Internet class to link students in Palo Alto with Israeli peers

Rabbi Ari Cartun, spiritual leader of Congregation Etz Chayim in Palo Alto and the former executive director of Stanford Hillel, is one of three instructors for the class held at the Albert L. Schultz Jewish Community Center in Palo Alto.

The other two teachers will be Barry Katz, a philosopher and professor of humanities and design at Oakland's California College of Arts and Crafts, and Deborah Trilling, an artist and art historian.

The eight-session class, which begins Tuesday, Oct. 20, is being offered through Lehrhaus Judaica.

Linda Brownstein, a member of the Jewish Community Federation's overseas committee and the Triangles of Learning task force, spearheaded the project, which was funded by a $100,000 grant to Tel Aviv-based Alma Hebrew College, which will manage the program. Half the grant came from the overseas committee of the S.F.-based Jewish Community Federation, and the other half came from an anonymous donor through the federation's Jewish Community Endowment Fund.

The program, she said, was created with two goals in mind: to "build living bridges" to improve communication and understanding between Jews here and in Israel, and to learn from Jewish texts.

"This is the kind of program where we can rediscover and reinterpret Jewish texts and make it relevant to the way we live today and regain our connection to Israel," Brownstein said. "We wanted to make this happen at a grassroots level with a new model."

Brownstein credits Ruth Calderon, director of Alma Hebrew College, for developing the program's concept. Calderon is well known in Israel for her programs in which secular Israeli Jews study the Talmud and the Torah in a modern context.

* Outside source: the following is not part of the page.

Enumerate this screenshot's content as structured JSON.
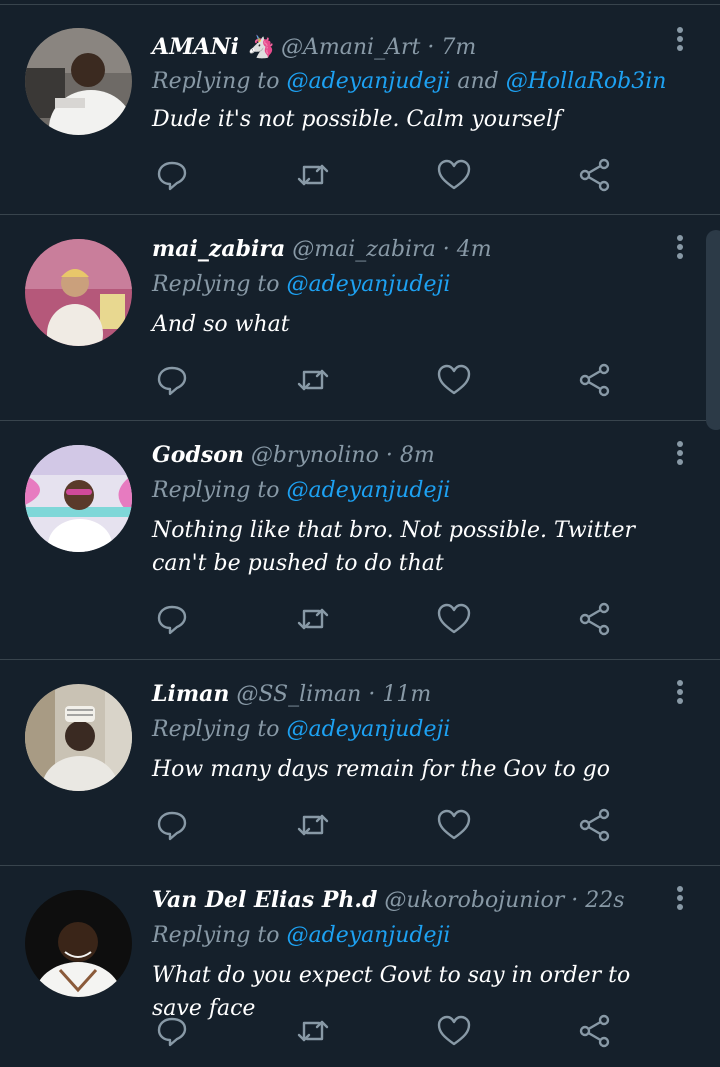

Calderon is also part of the Amuta, the federation's volunteer committee in northern Israel.

Cartun said the eight-session course will focus on the concept of makom, the Hebrew word for "place." Some of the topics include moving from place to place, such as immigrating or making aliyah; creation of the world; personal and inner space; virtual space; making a place for God and creating sacred places.

Each class will begin with a presentation of the texts. Then students will break up into groups of two to study and discuss readings and lectures in the traditional style of yeshiva scholars.

Each team of two will be paired with a team of two in Tel Aviv and in northern Israel.

Through this setup, the six overseas study partners will communicate in two ways. They will "talk" via e-mail, and they will visit a Triangles of Learning Web page, where instructors from all three locations will provide additional readings, questions and exercises. The students will then use e-mail to go over what they learned in class and the answers to the questions posted on the Web site.

Because of the 10-hour time difference, the California and Israeli students will rarely be online at the same time. To help bridge the gap and foster ties, photos and short biographies of each student will be included on the Web site.

In addition, Cartun said one class session will feature a video conferencing session that will take place in "real time" and allow for more direct communication.

The program's coordinators and instructors in the Bay Area and at the two Israel sites expect to enroll students from diverse backgrounds with varying levels of Jewish education.

Lynn Simon, director of special projects at Lehrhaus Judaica, said that she plans to assemble a varied class in terms of gender, age, ethnicity, religious background and affiliation.

"I want as diverse a group as possible because one of the objectives of the program is to make Jewish texts, both classic and modern, available and relevant to all participants regardless of their religious affiliation or beliefs," she said.

Prerequisites for the Palo Alto class include access to the Internet and a commitment to attend all of the classes and participate in the activities.

If this pilot program is a success, Triangles of Learning will expand to more Bay Area locations.

Students taking the class in Israel must be able to communicate in English and be familiar with using a computer, said Hadar (Heather) Harris, coordinator of the Triangles of Learning program and a member of Amuta.

After growing up in Hillsborough and living in San Francisco, Harris made aliyah a year and a half ago and lives in Jerusalem.

While the core texts are in Hebrew and English, the language chosen for the Internet discussion is English. Harris said the decision was made so that the Bay Area students could participate fully.

Harris is looking forward to finding out how the mix of students in the three locations will bond through the Internet.

"It's a very dynamic triangle in terms of place and cultural backgrounds," Harris said. "Up in the north we have a very diverse group — mostly kibbutzniks. In Tel Aviv the class could consist of yuppies and in Palo Alto it could be anyone — Silicon Valley people or Israelis who work in the Valley.

"The Tel Aviv participants may feel closer to the their Palo Alto partners than their upper Galil partners. Just because two points are Israeli doesn't mean they'll think alike."